Harstine Island Community Club and the Humanities Washington Speakers Bureau are proud to continue our 14 year partnership of bringing engaging speakers and performances to Harstine Island. Speakers Bureau is one of Humanities Washington’s oldest and most popular programs. Founded in 1972, Humanities Washington and its partners create spaces for people to come together to explore and consider what it means to be human, and to reflect on our shared past, present, and future.
Events and programs are led by cultural experts, scholars, and storytellers, who discuss everything from Washington State history to philosophy to current social issues. The 2023 program sponsored by Harstine Island Community Club will be the last Sunday in January, February, and March.
Donations are accepted to support Inquiring Minds.
January 29, 2023 1:30 PM
Whiskey and Wiretaps: The Northwest’s Rumrunning King
On Thanksgiving Day, 1925, Roy Olmstead was trapped by federal prohibition agents and their Tommy guns on a lonely Puget Sound dock. His reign as the Northwest’s most prolific bootlegger had ended. But big questions—political, cultural, and legal—remained.
Why did Olmstead, the youngest lieutenant in Seattle Police Department history, form a secret gang to take over Prohibition bootlegging in the Northwest? What can we learn today from “The Good Bootlegger’s” story of whiskey-driven politics, culture wars, criminalization of popular social behavior, illegal surveillance, spies, sensational trials, and Constitution-bending trips to the Supreme Court?
Using photographs, documents, newspapers, and court cases, Steve Edmiston breathes life into Olmstead’s story by exploring historical context, his entrepreneurial brilliance, his code of conduct, and the profound impact of his legal battles today.
Steve Edmiston (he/him) is a business and entertainment lawyer with Bracepoint Law, an indie film screenwriter and producer, founder of Quadrant45, and co-founder of The Good Bootlegger’s Guild. He has keynoted for the Washington State Historical Museum, Smith Tower Rumrunner’s Club, McMenamins History Pubs, and on the Travel Channel’s Legendary Locations.
Edmiston lives in Des Moines, near the site of Olmstead’s final arrest.
February 26, 2023 1:30 PM
Atomic Washington: Our Nuclear Past, Present, and Future
At the center of every nuclear weapon in the United States is a small pit of radioactive material manufactured at a top-secret facility in Eastern Washington, a facility which today remains the most radiologically contaminated site in the Western hemisphere.
But Washington State’s role in the nuclear era ranges far beyond the construction, operation, and ongoing cleanup of the Hanford nuclear reservation. Today, Washington has two operating nuclear reactors, one of which provides us with ten percent of our electricity. Radioactive substances are used in our state to cure diseases, build airplanes, detect pollutants, and power smoke detectors. Further, Naval Base Kitsap has the largest stockpile of nuclear weapons deployed anywhere in the country.

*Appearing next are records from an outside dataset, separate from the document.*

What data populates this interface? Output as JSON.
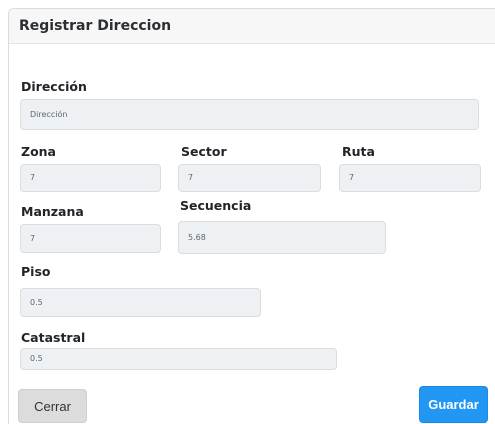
{
  "modal": {
    "title": "Registrar Direccion",
    "fields": {
      "direccion": {
        "label": "Dirección",
        "placeholder": "Dirección",
        "value": ""
      },
      "zona": {
        "label": "Zona",
        "value": "7"
      },
      "sector": {
        "label": "Sector",
        "value": "7"
      },
      "ruta": {
        "label": "Ruta",
        "value": "7"
      },
      "manzana": {
        "label": "Manzana",
        "value": "7"
      },
      "secuencia": {
        "label": "Secuencia",
        "value": "5.68"
      },
      "piso": {
        "label": "Piso",
        "value": "0.5"
      },
      "catastral": {
        "label": "Catastral",
        "value": "0.5"
      }
    },
    "buttons": {
      "close_label": "Cerrar",
      "save_label": "Guardar"
    }
  },
  "colors": {
    "accent": "#2196f3",
    "field_bg": "#eef1f4",
    "close_button_bg": "#dcdcdc"
  }
}
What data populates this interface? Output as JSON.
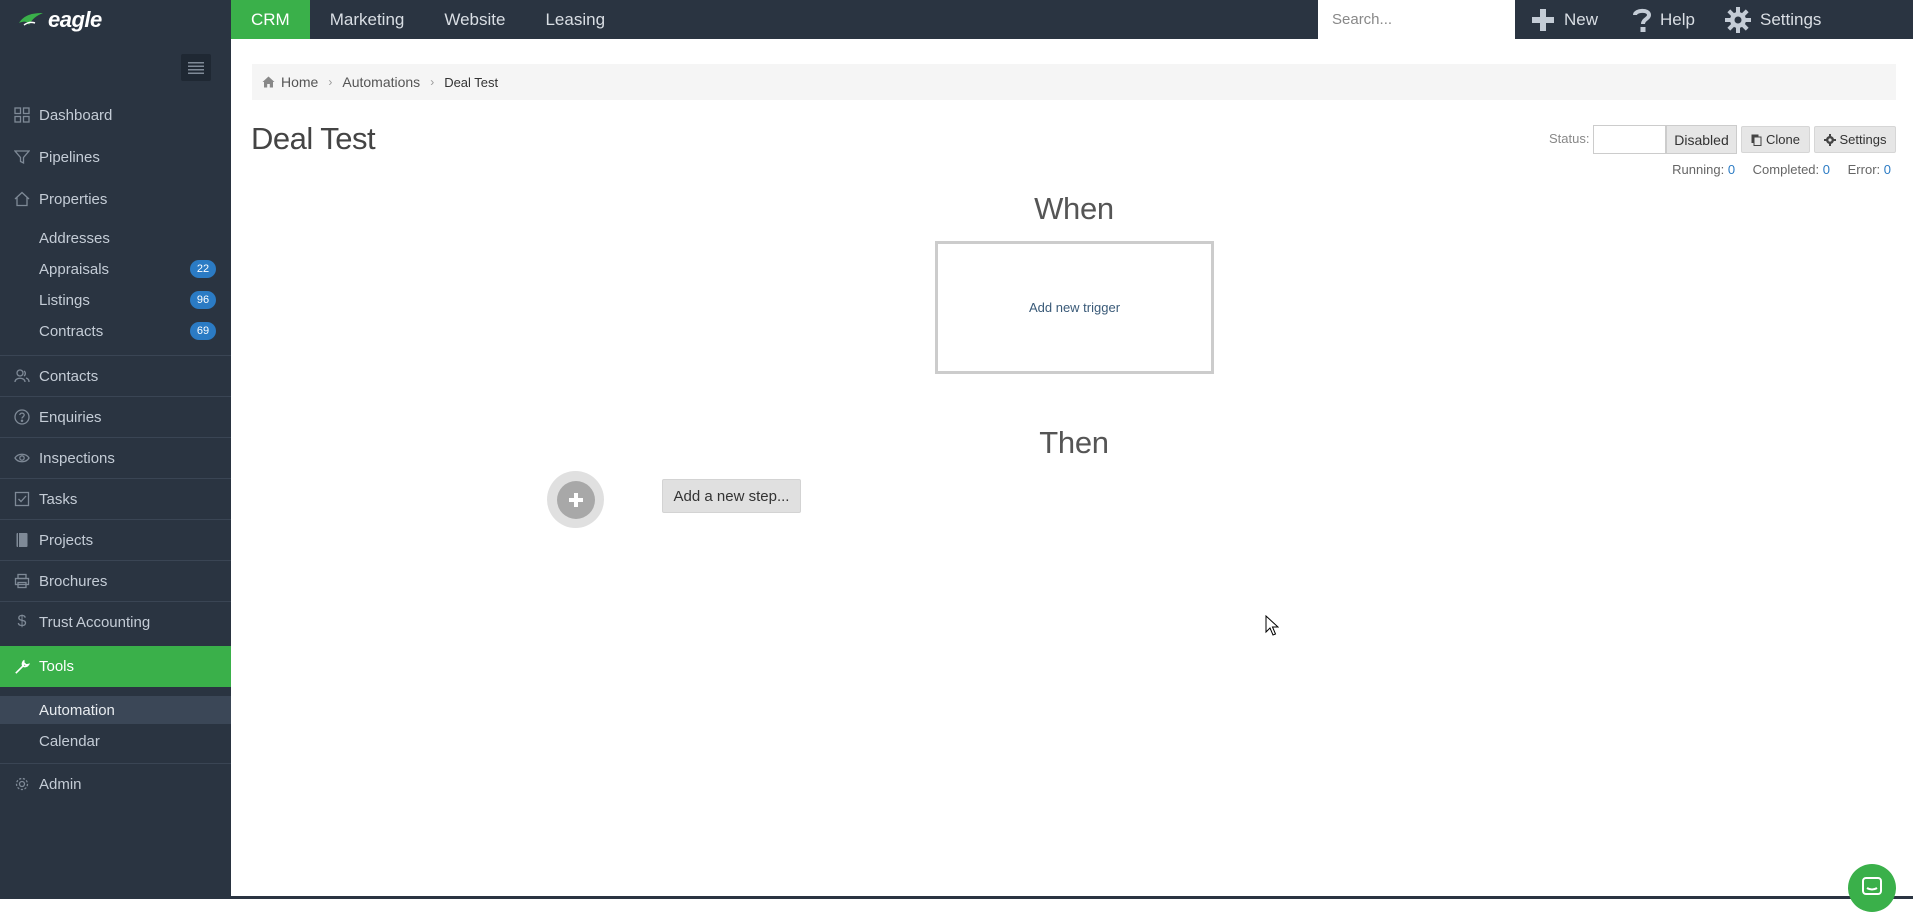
{
  "app": {
    "logo_text": "eagle"
  },
  "topnav": {
    "tabs": [
      {
        "label": "CRM",
        "active": true
      },
      {
        "label": "Marketing"
      },
      {
        "label": "Website"
      },
      {
        "label": "Leasing"
      }
    ],
    "search_placeholder": "Search...",
    "new_label": "New",
    "help_label": "Help",
    "settings_label": "Settings"
  },
  "sidebar": {
    "items": [
      {
        "label": "Dashboard",
        "icon": "dashboard-icon"
      },
      {
        "label": "Pipelines",
        "icon": "filter-icon"
      },
      {
        "label": "Properties",
        "icon": "home-icon"
      },
      {
        "label": "Addresses"
      },
      {
        "label": "Appraisals",
        "badge": "22"
      },
      {
        "label": "Listings",
        "badge": "96"
      },
      {
        "label": "Contracts",
        "badge": "69"
      },
      {
        "label": "Contacts",
        "icon": "contacts-icon"
      },
      {
        "label": "Enquiries",
        "icon": "question-icon"
      },
      {
        "label": "Inspections",
        "icon": "eye-icon"
      },
      {
        "label": "Tasks",
        "icon": "checkbox-icon"
      },
      {
        "label": "Projects",
        "icon": "book-icon"
      },
      {
        "label": "Brochures",
        "icon": "printer-icon"
      },
      {
        "label": "Trust Accounting",
        "icon": "dollar-icon"
      },
      {
        "label": "Tools",
        "icon": "wrench-icon",
        "active": true
      },
      {
        "label": "Automation",
        "active": true
      },
      {
        "label": "Calendar"
      },
      {
        "label": "Admin",
        "icon": "gear-icon"
      }
    ]
  },
  "breadcrumb": {
    "home": "Home",
    "automations": "Automations",
    "current": "Deal Test"
  },
  "page": {
    "title": "Deal Test"
  },
  "status": {
    "label": "Status:",
    "value": "Disabled"
  },
  "actions": {
    "clone_label": "Clone",
    "settings_label": "Settings"
  },
  "stats": {
    "running_label": "Running:",
    "running": "0",
    "completed_label": "Completed:",
    "completed": "0",
    "error_label": "Error:",
    "error": "0"
  },
  "workflow": {
    "when_title": "When",
    "trigger_label": "Add new trigger",
    "then_title": "Then",
    "add_step_label": "Add a new step..."
  },
  "colors": {
    "sidebar": "#2a3441",
    "accent": "#3ab04a",
    "badge": "#2b7bc4"
  }
}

Drawing from history, science, and popular culture, author Steve Olson reveals the many influences of nuclear materials on Washington State, and the many ways in which our state has been a pioneer in the atomic age.
Steve Olson (he/him) is a writer who most recently authored The Apocalypse Factory: Plutonium and the Making of the Atomic Age. His books have been nominated in several local and national book awards. Since 1979, he has been a consultant writer for the National Academy of Sciences, the President’s Council of Advisors on Science and Technology, and other national scientific organizations.
Raised in Eastern Washington, Olson now lives in Seattle.
March 26, 2023 1:30 PM
After the Blast: Mount St. Helens 40 Years Later
On May 18, 1980, the world watched in awe as Mount St. Helens erupted, killing 57 people and causing hundreds of square miles of destruction. Everyone thought it would take ages for life to return to the mountain, but scientists who visited soon after were stunned to find plants sprouting up through the ash and animals skittering around downed trees.
Ecologists have since spent decades studying life’s resilience in the face of seemingly total devastation. Through their work, the eruption of Mount St. Helens has become known as the greatest natural experiment in Pacific Northwest history. In his talk, Eric Wagner takes you on a journey through the blast zone. He explores not just the surprising ways plants and animals survived the eruption, but also the complex roles that people have played, all while showing how fascinating Mount St. Helens still is 40 years after the blast.
Eric Wagner (he/him) is a writer and biologist. He holds a PhD in biology from the University of Washington, where he studied penguins. He is the author of three books, including After the Blast: The Ecological Recovery of Mount St. Helens. His writing has appeared in The Atlantic, Orion, and High Country News, among many other places.
Wagner lives in Seattle.